THE COACH HOUSE TRUST is a registered charity with its Kelvinbridge headquarters at Belmont Lane in Glasgow and associated workshop sites across the city, including Balmore Industrial Estate and Eastvale Place at Kelvinhaugh.
The Coach House was set up in August 1998 to provide occupational, eductional and employment opportunities for those broadly described as living on the ''margins of society'' -- adults recovering from addiction, mental health problems, physical disabilities and learning difficulties.
There are currently 20 Coach House staff and 50 trainees and volunteers that operate as an emerging social firm with strong support from various Health Trusts and the City Council's Social Work Department.
At the same time, the project is a highly-successful community recycling and local environmental organisation based in a series of former coach houses in Belmont Lane that were lovingly refurbished with grant aid from the National Lottery Charities Board.
Coach House activities have eight facets. In the headquarters building there is a computer suite and video unit used for classes with volunteer tutours. There's also studio space where pottery and mosaic projects are undertaken.
Adjoining the building there is a horticultural operation, which includes significant community composting, and which provides a working base for community garden operations on sites throughout Glasgow. There is also a timber sculpture and wood carving workshop on site.
At Balmore, two workshop units (rented from the Council) are used for furniture restoration and the casting manufacture of elaborate paving slabs. Two railway arches (rented from Railtrack) at Eastvale Place are utilised as wood and metalwork shops.
The Coach House project gives training and work placements to people from all over Glasgow who are often referred from Social Work Services and other support projects. The Coach House has a strong commitment to providing training and job opportunities for disadvantaged people, especially those furthest from current or traditional employment.
The project offers practical support to help people productively reintegrate into community life. There's full-time work training for work for adults who can manage independently, but still need some support and help in their day-to-day activities. These trainees learn new environmental work skills through recycling materials, composting and landscaping. They are taught by qualified and experienced craftsmen and part of their training time is spent working with schools and other educational community projects
Over the next five years, the Trust intends to concentrate on developing four main areas.
Recycling materials, including: organic compost, timber, stone and brick, ornamental moulding, furniture, glass, plastics, tyres, paper and cardboard.
Secondly, in partnership with Glasgow City Council's Land Services, Dawsholm Park Yard has been agreed upon as a piloting operation for composting, as well as timber and stone recycling activities.
Thirdly, providing gardening services such as landscaping, routine maintenance and the selling of organically-grown garden produce.
Fourthly, restoring and manufacturing metal and stone resources, refurbishing wood furniture and producing designer products, such as mantelpieces, fire surrounds and garden furniture.
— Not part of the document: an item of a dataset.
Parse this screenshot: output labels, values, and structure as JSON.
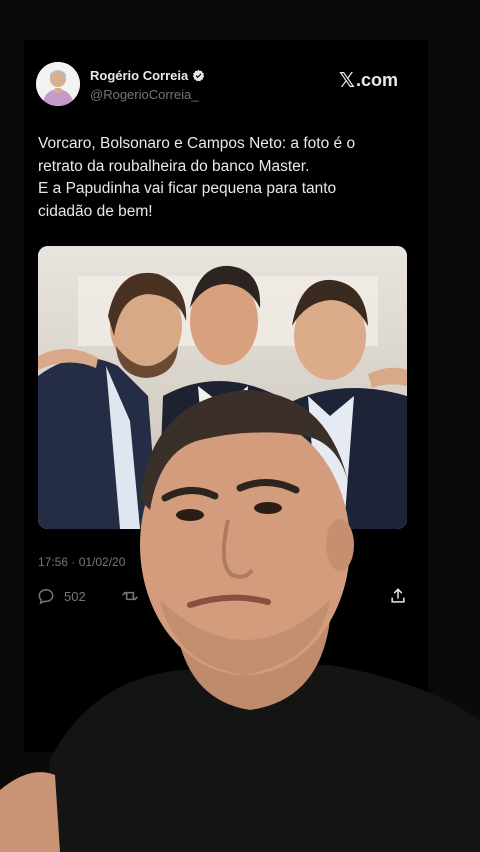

Manufacturing of stained glass, ceramics, cloth and fabric products also occurs at the Coach House site. As well as producing and selling products, the project will offer training workshops, classes for the community and promote visits by school groups.